Activity
Give back all of the data exactly as it appears here.

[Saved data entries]
==============================
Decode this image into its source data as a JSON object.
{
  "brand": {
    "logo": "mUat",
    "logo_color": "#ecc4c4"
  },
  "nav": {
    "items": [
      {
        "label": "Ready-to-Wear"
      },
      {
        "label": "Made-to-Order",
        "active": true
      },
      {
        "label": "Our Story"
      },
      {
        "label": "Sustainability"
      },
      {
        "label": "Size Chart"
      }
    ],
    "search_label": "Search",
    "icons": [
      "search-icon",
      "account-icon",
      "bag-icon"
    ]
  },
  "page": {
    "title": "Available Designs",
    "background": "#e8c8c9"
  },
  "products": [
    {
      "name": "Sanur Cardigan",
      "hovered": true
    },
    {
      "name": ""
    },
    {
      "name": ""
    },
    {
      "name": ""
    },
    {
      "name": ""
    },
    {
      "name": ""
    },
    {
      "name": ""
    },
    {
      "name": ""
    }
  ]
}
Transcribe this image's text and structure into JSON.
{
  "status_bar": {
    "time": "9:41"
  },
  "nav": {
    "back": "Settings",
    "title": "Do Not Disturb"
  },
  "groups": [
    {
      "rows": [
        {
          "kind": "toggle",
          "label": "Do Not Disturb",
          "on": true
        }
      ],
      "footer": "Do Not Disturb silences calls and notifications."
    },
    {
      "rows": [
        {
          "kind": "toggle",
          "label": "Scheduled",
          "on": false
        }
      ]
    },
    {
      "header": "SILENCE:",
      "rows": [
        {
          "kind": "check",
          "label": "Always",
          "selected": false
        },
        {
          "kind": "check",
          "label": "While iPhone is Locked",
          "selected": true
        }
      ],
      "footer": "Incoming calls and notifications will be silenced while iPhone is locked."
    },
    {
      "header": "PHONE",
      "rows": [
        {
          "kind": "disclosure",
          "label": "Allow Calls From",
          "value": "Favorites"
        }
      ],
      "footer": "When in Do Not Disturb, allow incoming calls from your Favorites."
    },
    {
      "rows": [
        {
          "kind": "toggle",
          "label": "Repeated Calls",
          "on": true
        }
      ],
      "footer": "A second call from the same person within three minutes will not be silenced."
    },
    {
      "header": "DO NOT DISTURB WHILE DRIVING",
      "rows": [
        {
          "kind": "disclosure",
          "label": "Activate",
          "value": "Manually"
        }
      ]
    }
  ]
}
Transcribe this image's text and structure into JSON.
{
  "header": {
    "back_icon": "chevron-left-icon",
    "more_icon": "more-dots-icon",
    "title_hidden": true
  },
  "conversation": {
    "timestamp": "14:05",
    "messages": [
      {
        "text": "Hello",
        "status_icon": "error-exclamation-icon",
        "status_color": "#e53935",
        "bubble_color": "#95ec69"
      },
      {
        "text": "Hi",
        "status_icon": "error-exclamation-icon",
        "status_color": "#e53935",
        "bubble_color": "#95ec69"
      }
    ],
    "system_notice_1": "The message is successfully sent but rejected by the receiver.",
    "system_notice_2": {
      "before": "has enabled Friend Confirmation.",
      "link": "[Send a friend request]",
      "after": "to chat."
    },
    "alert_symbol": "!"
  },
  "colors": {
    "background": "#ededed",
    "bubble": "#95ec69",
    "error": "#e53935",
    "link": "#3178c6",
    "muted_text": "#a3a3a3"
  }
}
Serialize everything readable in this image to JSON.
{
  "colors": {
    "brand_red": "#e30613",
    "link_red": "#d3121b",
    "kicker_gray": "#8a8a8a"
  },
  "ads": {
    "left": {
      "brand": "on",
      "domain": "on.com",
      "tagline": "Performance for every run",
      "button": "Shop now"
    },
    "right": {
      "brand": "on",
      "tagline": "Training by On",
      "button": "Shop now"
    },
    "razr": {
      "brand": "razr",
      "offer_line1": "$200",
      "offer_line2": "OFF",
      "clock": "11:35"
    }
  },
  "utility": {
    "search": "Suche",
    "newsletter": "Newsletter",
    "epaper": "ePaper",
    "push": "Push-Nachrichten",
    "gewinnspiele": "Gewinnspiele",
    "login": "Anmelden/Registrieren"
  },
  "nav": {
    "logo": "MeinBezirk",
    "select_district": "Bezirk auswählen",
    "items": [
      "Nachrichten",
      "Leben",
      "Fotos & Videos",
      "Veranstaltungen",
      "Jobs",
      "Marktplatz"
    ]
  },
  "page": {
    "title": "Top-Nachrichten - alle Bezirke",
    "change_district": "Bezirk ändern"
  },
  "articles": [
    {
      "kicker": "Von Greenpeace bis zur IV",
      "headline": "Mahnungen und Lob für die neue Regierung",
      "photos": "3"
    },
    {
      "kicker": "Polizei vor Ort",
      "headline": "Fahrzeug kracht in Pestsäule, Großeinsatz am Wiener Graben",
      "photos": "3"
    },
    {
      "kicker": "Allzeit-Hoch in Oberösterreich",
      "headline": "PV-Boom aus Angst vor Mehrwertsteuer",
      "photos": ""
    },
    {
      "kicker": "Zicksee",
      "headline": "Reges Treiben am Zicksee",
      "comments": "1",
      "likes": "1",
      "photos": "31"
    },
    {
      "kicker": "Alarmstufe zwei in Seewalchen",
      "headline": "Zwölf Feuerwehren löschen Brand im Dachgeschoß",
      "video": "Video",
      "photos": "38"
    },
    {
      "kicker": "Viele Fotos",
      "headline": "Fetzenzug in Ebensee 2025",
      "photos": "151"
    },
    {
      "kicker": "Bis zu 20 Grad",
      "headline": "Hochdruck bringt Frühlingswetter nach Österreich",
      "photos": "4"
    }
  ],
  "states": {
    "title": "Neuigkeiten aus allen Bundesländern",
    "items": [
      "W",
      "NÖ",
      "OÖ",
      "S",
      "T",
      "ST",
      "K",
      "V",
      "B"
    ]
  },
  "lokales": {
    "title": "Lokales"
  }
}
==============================
Answer space
Decode this image into its source data as a JSON object.
{
  "brand": {
    "logo": "mUat",
    "logo_color": "#ecc4c4"
  },
  "nav": {
    "items": [
      {
        "label": "Ready-to-Wear"
      },
      {
        "label": "Made-to-Order",
        "active": true
      },
      {
        "label": "Our Story"
      },
      {
        "label": "Sustainability"
      },
      {
        "label": "Size Chart"
      }
    ],
    "search_label": "Search",
    "icons": [
      "search-icon",
      "account-icon",
      "bag-icon"
    ]
  },
  "page": {
    "title": "Available Designs",
    "background": "#e8c8c9"
  },
  "products": [
    {
      "name": "Sanur Cardigan",
      "hovered": true
    },
    {
      "name": ""
    },
    {
      "name": ""
    },
    {
      "name": ""
    },
    {
      "name": ""
    },
    {
      "name": ""
    },
    {
      "name": ""
    },
    {
      "name": ""
    }
  ]
}
Transcribe this image's text and structure into JSON.
{
  "status_bar": {
    "time": "9:41"
  },
  "nav": {
    "back": "Settings",
    "title": "Do Not Disturb"
  },
  "groups": [
    {
      "rows": [
        {
          "kind": "toggle",
          "label": "Do Not Disturb",
          "on": true
        }
      ],
      "footer": "Do Not Disturb silences calls and notifications."
    },
    {
      "rows": [
        {
          "kind": "toggle",
          "label": "Scheduled",
          "on": false
        }
      ]
    },
    {
      "header": "SILENCE:",
      "rows": [
        {
          "kind": "check",
          "label": "Always",
          "selected": false
        },
        {
          "kind": "check",
          "label": "While iPhone is Locked",
          "selected": true
        }
      ],
      "footer": "Incoming calls and notifications will be silenced while iPhone is locked."
    },
    {
      "header": "PHONE",
      "rows": [
        {
          "kind": "disclosure",
          "label": "Allow Calls From",
          "value": "Favorites"
        }
      ],
      "footer": "When in Do Not Disturb, allow incoming calls from your Favorites."
    },
    {
      "rows": [
        {
          "kind": "toggle",
          "label": "Repeated Calls",
          "on": true
        }
      ],
      "footer": "A second call from the same person within three minutes will not be silenced."
    },
    {
      "header": "DO NOT DISTURB WHILE DRIVING",
      "rows": [
        {
          "kind": "disclosure",
          "label": "Activate",
          "value": "Manually"
        }
      ]
    }
  ]
}
Transcribe this image's text and structure into JSON.
{
  "header": {
    "back_icon": "chevron-left-icon",
    "more_icon": "more-dots-icon",
    "title_hidden": true
  },
  "conversation": {
    "timestamp": "14:05",
    "messages": [
      {
        "text": "Hello",
        "status_icon": "error-exclamation-icon",
        "status_color": "#e53935",
        "bubble_color": "#95ec69"
      },
      {
        "text": "Hi",
        "status_icon": "error-exclamation-icon",
        "status_color": "#e53935",
        "bubble_color": "#95ec69"
      }
    ],
    "system_notice_1": "The message is successfully sent but rejected by the receiver.",
    "system_notice_2": {
      "before": "has enabled Friend Confirmation.",
      "link": "[Send a friend request]",
      "after": "to chat."
    },
    "alert_symbol": "!"
  },
  "colors": {
    "background": "#ededed",
    "bubble": "#95ec69",
    "error": "#e53935",
    "link": "#3178c6",
    "muted_text": "#a3a3a3"
  }
}
Serialize everything readable in this image to JSON.
{
  "colors": {
    "brand_red": "#e30613",
    "link_red": "#d3121b",
    "kicker_gray": "#8a8a8a"
  },
  "ads": {
    "left": {
      "brand": "on",
      "domain": "on.com",
      "tagline": "Performance for every run",
      "button": "Shop now"
    },
    "right": {
      "brand": "on",
      "tagline": "Training by On",
      "button": "Shop now"
    },
    "razr": {
      "brand": "razr",
      "offer_line1": "$200",
      "offer_line2": "OFF",
      "clock": "11:35"
    }
  },
  "utility": {
    "search": "Suche",
    "newsletter": "Newsletter",
    "epaper": "ePaper",
    "push": "Push-Nachrichten",
    "gewinnspiele": "Gewinnspiele",
    "login": "Anmelden/Registrieren"
  },
  "nav": {
    "logo": "MeinBezirk",
    "select_district": "Bezirk auswählen",
    "items": [
      "Nachrichten",
      "Leben",
      "Fotos & Videos",
      "Veranstaltungen",
      "Jobs",
      "Marktplatz"
    ]
  },
  "page": {
    "title": "Top-Nachrichten - alle Bezirke",
    "change_district": "Bezirk ändern"
  },
  "articles": [
    {
      "kicker": "Von Greenpeace bis zur IV",
      "headline": "Mahnungen und Lob für die neue Regierung",
      "photos": "3"
    },
    {
      "kicker": "Polizei vor Ort",
      "headline": "Fahrzeug kracht in Pestsäule, Großeinsatz am Wiener Graben",
      "photos": "3"
    },
    {
      "kicker": "Allzeit-Hoch in Oberösterreich",
      "headline": "PV-Boom aus Angst vor Mehrwertsteuer",
      "photos": ""
    },
    {
      "kicker": "Zicksee",
      "headline": "Reges Treiben am Zicksee",
      "comments": "1",
      "likes": "1",
      "photos": "31"
    },
    {
      "kicker": "Alarmstufe zwei in Seewalchen",
      "headline": "Zwölf Feuerwehren löschen Brand im Dachgeschoß",
      "video": "Video",
      "photos": "38"
    },
    {
      "kicker": "Viele Fotos",
      "headline": "Fetzenzug in Ebensee 2025",
      "photos": "151"
    },
    {
      "kicker": "Bis zu 20 Grad",
      "headline": "Hochdruck bringt Frühlingswetter nach Österreich",
      "photos": "4"
    }
  ],
  "states": {
    "title": "Neuigkeiten aus allen Bundesländern",
    "items": [
      "W",
      "NÖ",
      "OÖ",
      "S",
      "T",
      "ST",
      "K",
      "V",
      "B"
    ]
  },
  "lokales": {
    "title": "Lokales"
  }
}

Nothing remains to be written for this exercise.